Saturday had small businesses thinking big

By Per Peterson

Other cities might have more stores, and no one can argue the convenience of shopping online, but Tracy continues to prove that you don’t have to travel or risk identity theft to fill your Christmas list.

Proof of that could be seen over the weekend on Small Business Saturday, when Tracy businesses welcomed shoppers into their stores a day after Black Friday.

“It’s great that all the businesses are working together,” said business owner Dale Johnson III. “I think it’s showing people in Tracy that everything you need you can get in Tracy. I thought everything went very well. We had a lot of people in the door, a lot of people seeing different things that we have.”

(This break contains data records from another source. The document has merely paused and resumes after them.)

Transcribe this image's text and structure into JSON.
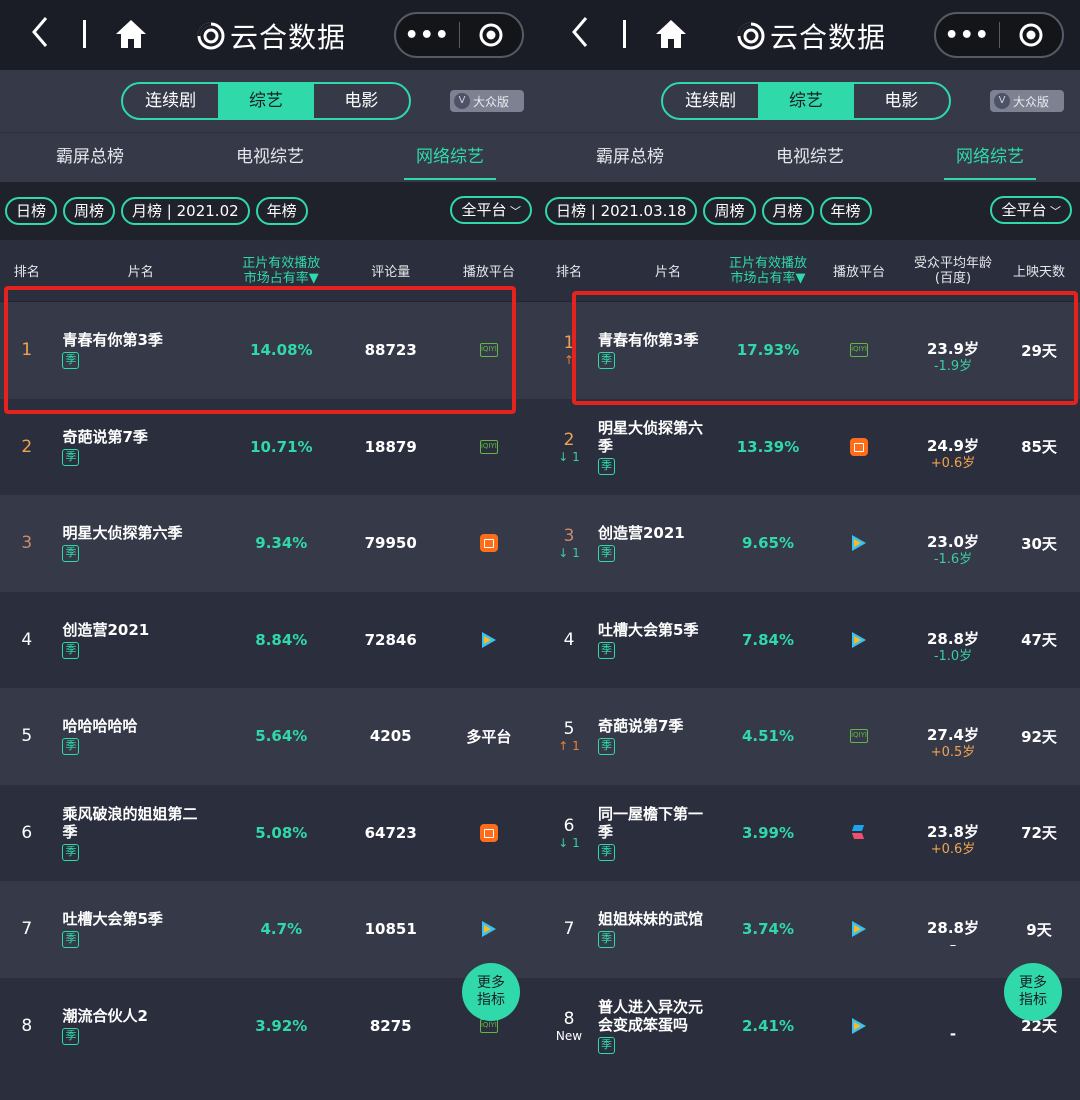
{
  "nav": {
    "brand": "云合数据",
    "capsule_dots": "•••"
  },
  "type_tabs": [
    "连续剧",
    "综艺",
    "电影"
  ],
  "type_active": 1,
  "edition": "大众版",
  "edition_mark": "V",
  "category_tabs": [
    "霸屏总榜",
    "电视综艺",
    "网络综艺"
  ],
  "category_active": 2,
  "left": {
    "filters": [
      "日榜",
      "周榜",
      "月榜 | 2021.02",
      "年榜"
    ],
    "platform_filter": "全平台",
    "headers": {
      "rank": "排名",
      "title": "片名",
      "share_line1": "正片有效播放",
      "share_line2": "市场占有率▼",
      "comments": "评论量",
      "platform": "播放平台"
    },
    "rows": [
      {
        "rank": "1",
        "title_line1": "青春有你第3季",
        "title_line2": "",
        "tag": "季",
        "share": "14.08%",
        "comments": "88723",
        "platform": "iqiyi"
      },
      {
        "rank": "2",
        "title_line1": "奇葩说第7季",
        "title_line2": "",
        "tag": "季",
        "share": "10.71%",
        "comments": "18879",
        "platform": "iqiyi"
      },
      {
        "rank": "3",
        "title_line1": "明星大侦探第六季",
        "title_line2": "",
        "tag": "季",
        "share": "9.34%",
        "comments": "79950",
        "platform": "mgtv"
      },
      {
        "rank": "4",
        "title_line1": "创造营2021",
        "title_line2": "",
        "tag": "季",
        "share": "8.84%",
        "comments": "72846",
        "platform": "tencent"
      },
      {
        "rank": "5",
        "title_line1": "哈哈哈哈哈",
        "title_line2": "",
        "tag": "季",
        "share": "5.64%",
        "comments": "4205",
        "platform": "text",
        "platform_text": "多平台"
      },
      {
        "rank": "6",
        "title_line1": "乘风破浪的姐姐第二",
        "title_line2": "季",
        "tag": "季",
        "share": "5.08%",
        "comments": "64723",
        "platform": "mgtv"
      },
      {
        "rank": "7",
        "title_line1": "吐槽大会第5季",
        "title_line2": "",
        "tag": "季",
        "share": "4.7%",
        "comments": "10851",
        "platform": "tencent"
      },
      {
        "rank": "8",
        "title_line1": "潮流合伙人2",
        "title_line2": "",
        "tag": "季",
        "share": "3.92%",
        "comments": "8275",
        "platform": "iqiyi"
      }
    ],
    "more_button": "更多指标"
  },
  "right": {
    "filters": [
      "日榜 | 2021.03.18",
      "周榜",
      "月榜",
      "年榜"
    ],
    "platform_filter": "全平台",
    "headers": {
      "rank": "排名",
      "title": "片名",
      "share_line1": "正片有效播放",
      "share_line2": "市场占有率▼",
      "platform": "播放平台",
      "age_line1": "受众平均年龄",
      "age_line2": "(百度)",
      "days": "上映天数"
    },
    "rows": [
      {
        "rank": "1",
        "change": "↑",
        "change_type": "up",
        "title_line1": "青春有你第3季",
        "title_line2": "",
        "tag": "季",
        "share": "17.93%",
        "platform": "iqiyi",
        "age": "23.9岁",
        "delta": "-1.9岁",
        "delta_type": "minus",
        "days": "29天"
      },
      {
        "rank": "2",
        "change": "↓ 1",
        "change_type": "down",
        "title_line1": "明星大侦探第六",
        "title_line2": "季",
        "tag": "季",
        "share": "13.39%",
        "platform": "mgtv",
        "age": "24.9岁",
        "delta": "+0.6岁",
        "delta_type": "plus",
        "days": "85天"
      },
      {
        "rank": "3",
        "change": "↓ 1",
        "change_type": "down",
        "title_line1": "创造营2021",
        "title_line2": "",
        "tag": "季",
        "share": "9.65%",
        "platform": "tencent",
        "age": "23.0岁",
        "delta": "-1.6岁",
        "delta_type": "minus",
        "days": "30天"
      },
      {
        "rank": "4",
        "change": "",
        "change_type": "",
        "title_line1": "吐槽大会第5季",
        "title_line2": "",
        "tag": "季",
        "share": "7.84%",
        "platform": "tencent",
        "age": "28.8岁",
        "delta": "-1.0岁",
        "delta_type": "minus",
        "days": "47天"
      },
      {
        "rank": "5",
        "change": "↑ 1",
        "change_type": "up",
        "title_line1": "奇葩说第7季",
        "title_line2": "",
        "tag": "季",
        "share": "4.51%",
        "platform": "iqiyi",
        "age": "27.4岁",
        "delta": "+0.5岁",
        "delta_type": "plus",
        "days": "92天"
      },
      {
        "rank": "6",
        "change": "↓ 1",
        "change_type": "down",
        "title_line1": "同一屋檐下第一",
        "title_line2": "季",
        "tag": "季",
        "share": "3.99%",
        "platform": "bilibili",
        "age": "23.8岁",
        "delta": "+0.6岁",
        "delta_type": "plus",
        "days": "72天"
      },
      {
        "rank": "7",
        "change": "",
        "change_type": "",
        "title_line1": "姐姐妹妹的武馆",
        "title_line2": "",
        "tag": "季",
        "share": "3.74%",
        "platform": "tencent",
        "age": "28.8岁",
        "delta": "–",
        "delta_type": "",
        "days": "9天"
      },
      {
        "rank": "8",
        "change": "New",
        "change_type": "new",
        "title_line1": "普人进入异次元",
        "title_line2": "会变成笨蛋吗",
        "tag": "季",
        "share": "2.41%",
        "platform": "tencent",
        "age": "-",
        "delta": "",
        "delta_type": "",
        "days": "22天"
      }
    ],
    "more_button": "更多指标"
  },
  "colors": {
    "accent": "#2fd9a9",
    "highlight_box": "#e4231f",
    "rank_gold": "#f0a44f",
    "rank_bronze": "#c98b6a"
  }
}
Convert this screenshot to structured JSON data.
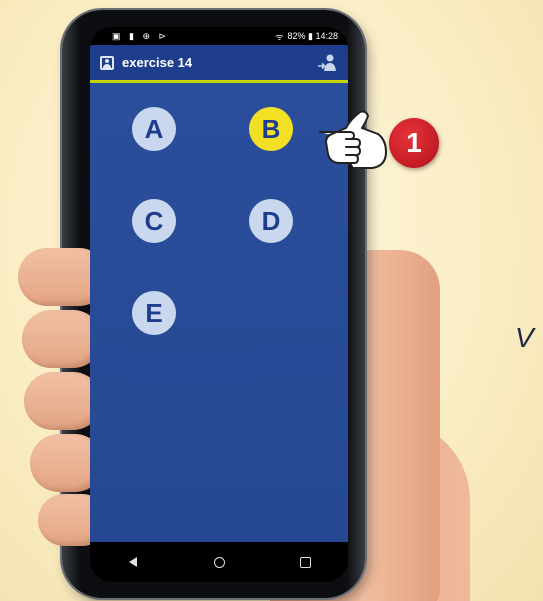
{
  "status_bar": {
    "left_icons": "▣ ▮ ⊕ ⊳",
    "right_text": "82% ▮ 14:28"
  },
  "app_bar": {
    "title": "exercise 14",
    "left_icon": "user-square-icon",
    "right_icon": "join-user-icon"
  },
  "choices": [
    {
      "label": "A",
      "selected": false
    },
    {
      "label": "B",
      "selected": true
    },
    {
      "label": "C",
      "selected": false
    },
    {
      "label": "D",
      "selected": false
    },
    {
      "label": "E",
      "selected": false
    }
  ],
  "callout": {
    "number": "1"
  },
  "background_text": "V",
  "colors": {
    "app_blue": "#264892",
    "header_blue": "#1e3d8c",
    "header_accent": "#c8d400",
    "choice_default": "#c9d8ee",
    "choice_selected": "#f2e025",
    "badge_red": "#d22630"
  },
  "nav_icons": [
    "back-icon",
    "home-icon",
    "recent-apps-icon"
  ]
}
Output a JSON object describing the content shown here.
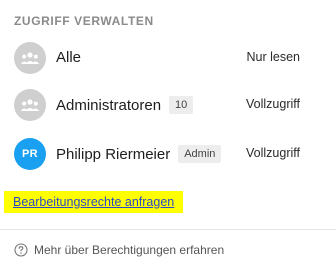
{
  "section": {
    "title": "ZUGRIFF VERWALTEN"
  },
  "entries": [
    {
      "avatar_icon": "group-icon",
      "name": "Alle",
      "badge": "",
      "permission": "Nur lesen"
    },
    {
      "avatar_icon": "group-icon",
      "name": "Administratoren",
      "badge": "10",
      "permission": "Vollzugriff"
    },
    {
      "avatar_initials": "PR",
      "avatar_color": "#1aa0f0",
      "name": "Philipp Riermeier",
      "badge": "Admin",
      "permission": "Vollzugriff"
    }
  ],
  "request_link": {
    "label": "Bearbeitungsrechte anfragen",
    "highlight_color": "#ffff00"
  },
  "help": {
    "icon": "help-circle-icon",
    "label": "Mehr über Berechtigungen erfahren"
  }
}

Johnson is the owner of both Midwest Supply and Tracy Builders Supply. He said he has added to his inventory in numerous ways, in a way, rebranding his store on the highway with new items like Carhartt, which has done its own rebranding.

“People who came in buying some of the women’s Carhartt stuff we have — they said, ‘Well, we couldn’t find any of this women’s stuff in Marshall,” Johnson said. “And they’re looking at men’s Carhartt stuff, too.”

Small Business Saturday became a thing in 2011 when the Senate passed a resolution in support of a day in which officials from all 50 states take part in an effort to support small businesses. According to the U.S. Small Business Administration, projected spending among U.S. consumers who shopped at independent retailers and restaurants on Small Business Saturday historically reached an estimated $19.8 billion according to a 2020 Small Business Saturday survey.

Johnson said Small Business Saturday a year ago was a hit as well, since many people chose to stay close to home because of the pandemic. This year, he said, people are much more out-and-about, but the small-town sentiment remains the same, at least when it comes to shopping.

See this week’s Headlight Herald for more on this article.